UWA Logo What's On at UWA
   UWA HomeProspective Students  | Current Students  | Staff  | Alumni  | Visitors  | About  |     Search UWA    for      

SEMINAR: Microbiology & Immunology Seminar Series: Xer recombination in H. pylori

* Login to add events... *
Today's date is Tuesday, March 02, 2021
Microbiology & Immunology Seminar Series: Xer recombination in H. pylori Other events...
A/Prof Mohammed Benghezal will give a talk on "Xer recombination in H. pylori" in the Microbiology & Immunology Seminar room, Friday, 25 May 2012 at 09.00am. In the model organism E. coli, recombination mediated by the related XerC and XerD recombinases complexed with the FtsK translocase at specialized dif sites, resolves dimeric chromosomes into free monomers to allow efficient chromosome segregation at cell division. Computational genome analysis of Helicobacter pylori, a slow growing gastric pathogen, identified just one chromosomal xer gene (xerH) and its cognate dif site (difH). Here we show that recombination between directly repeated difH sites requires XerH, FtsK but not XerT, the TnPZ transposon associated recombinase. xerH inactivation was not lethal, but resulted in increased DNA per cell, suggesting defective chromosome segregation. The xerH mutant also failed to colonize mice, and was more susceptible to UV and ciprofloxacin, which induce DNA breakage, and thereby recombination and chromosome dimer formation. xerH inactivation and overexpression each led to a DNA segregation defect, suggesting a role for Xer recombination in regulation of replication. In addition to chromosome dimer resolution and based on the absence of genes for topoisomerase IV (parC, parE) in H. pylori, we speculate that XerH may contribute to chromosome decatenation, although possible involvement of H. pyloriís DNA gyrase and topoisomerase III homologue are also considered. Further analyses of this system should contribute to general understanding of and possibly therapy development for H. pylori, which causes peptic ulcers and gastric cancer; for the closely related, diarrheagenic Campylobacter species; and for unrelated slow growing pathogens that lack topoisomerase IV, such as Mycobacterium tuberculosis.
Speaker(s) A/Prof Mohammed Benghezal
Location Seminar room 1.01, 1st Floor L Block, QEII Medical Centre
Contact Gillian Walters <[email protected]> : 9346 2245
Start Fri, 25 May 2012 09:00
End Fri, 25 May 2012 09:45
Submitted by Gillian Walters <[email protected]>
Last Updated Thu, 24 May 2012 14:15
Included in the following Calendars:
Additional Information:
  • Locations of venues on the Crawley and Nedlands campuses are available via the Campus Maps website.
  • Download this event as: Text | iCalendar
  • Mail this event:

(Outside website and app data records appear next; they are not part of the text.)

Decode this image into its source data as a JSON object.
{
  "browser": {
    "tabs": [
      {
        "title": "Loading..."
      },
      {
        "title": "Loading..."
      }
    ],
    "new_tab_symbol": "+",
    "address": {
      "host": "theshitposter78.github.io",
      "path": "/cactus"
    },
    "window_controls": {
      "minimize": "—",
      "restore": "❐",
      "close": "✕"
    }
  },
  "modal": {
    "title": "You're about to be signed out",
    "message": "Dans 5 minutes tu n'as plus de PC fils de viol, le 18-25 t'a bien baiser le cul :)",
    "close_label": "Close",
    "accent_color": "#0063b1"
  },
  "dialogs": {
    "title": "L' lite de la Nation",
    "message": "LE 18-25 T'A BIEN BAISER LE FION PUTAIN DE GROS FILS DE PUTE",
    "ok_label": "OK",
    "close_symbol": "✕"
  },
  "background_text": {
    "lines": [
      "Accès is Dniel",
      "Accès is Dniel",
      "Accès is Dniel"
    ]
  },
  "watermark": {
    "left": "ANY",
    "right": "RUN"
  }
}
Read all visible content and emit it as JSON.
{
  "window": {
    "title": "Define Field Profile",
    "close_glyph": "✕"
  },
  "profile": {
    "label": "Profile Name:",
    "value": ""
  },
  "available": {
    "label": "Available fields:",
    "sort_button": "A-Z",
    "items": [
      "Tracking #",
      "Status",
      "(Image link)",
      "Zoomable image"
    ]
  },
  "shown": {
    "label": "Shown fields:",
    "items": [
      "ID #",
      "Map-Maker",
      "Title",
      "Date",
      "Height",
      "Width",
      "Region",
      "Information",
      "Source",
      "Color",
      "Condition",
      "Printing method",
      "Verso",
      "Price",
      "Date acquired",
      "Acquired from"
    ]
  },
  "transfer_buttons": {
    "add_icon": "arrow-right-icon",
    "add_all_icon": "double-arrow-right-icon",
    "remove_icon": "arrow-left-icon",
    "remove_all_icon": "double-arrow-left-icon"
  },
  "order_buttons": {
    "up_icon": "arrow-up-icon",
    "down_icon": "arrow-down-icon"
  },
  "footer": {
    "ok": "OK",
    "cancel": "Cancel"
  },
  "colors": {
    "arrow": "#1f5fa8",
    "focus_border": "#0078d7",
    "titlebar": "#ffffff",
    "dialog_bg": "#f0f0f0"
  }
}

Top of Page
© 2001-2010  The University of Western Australia
Questions? Mail [email protected]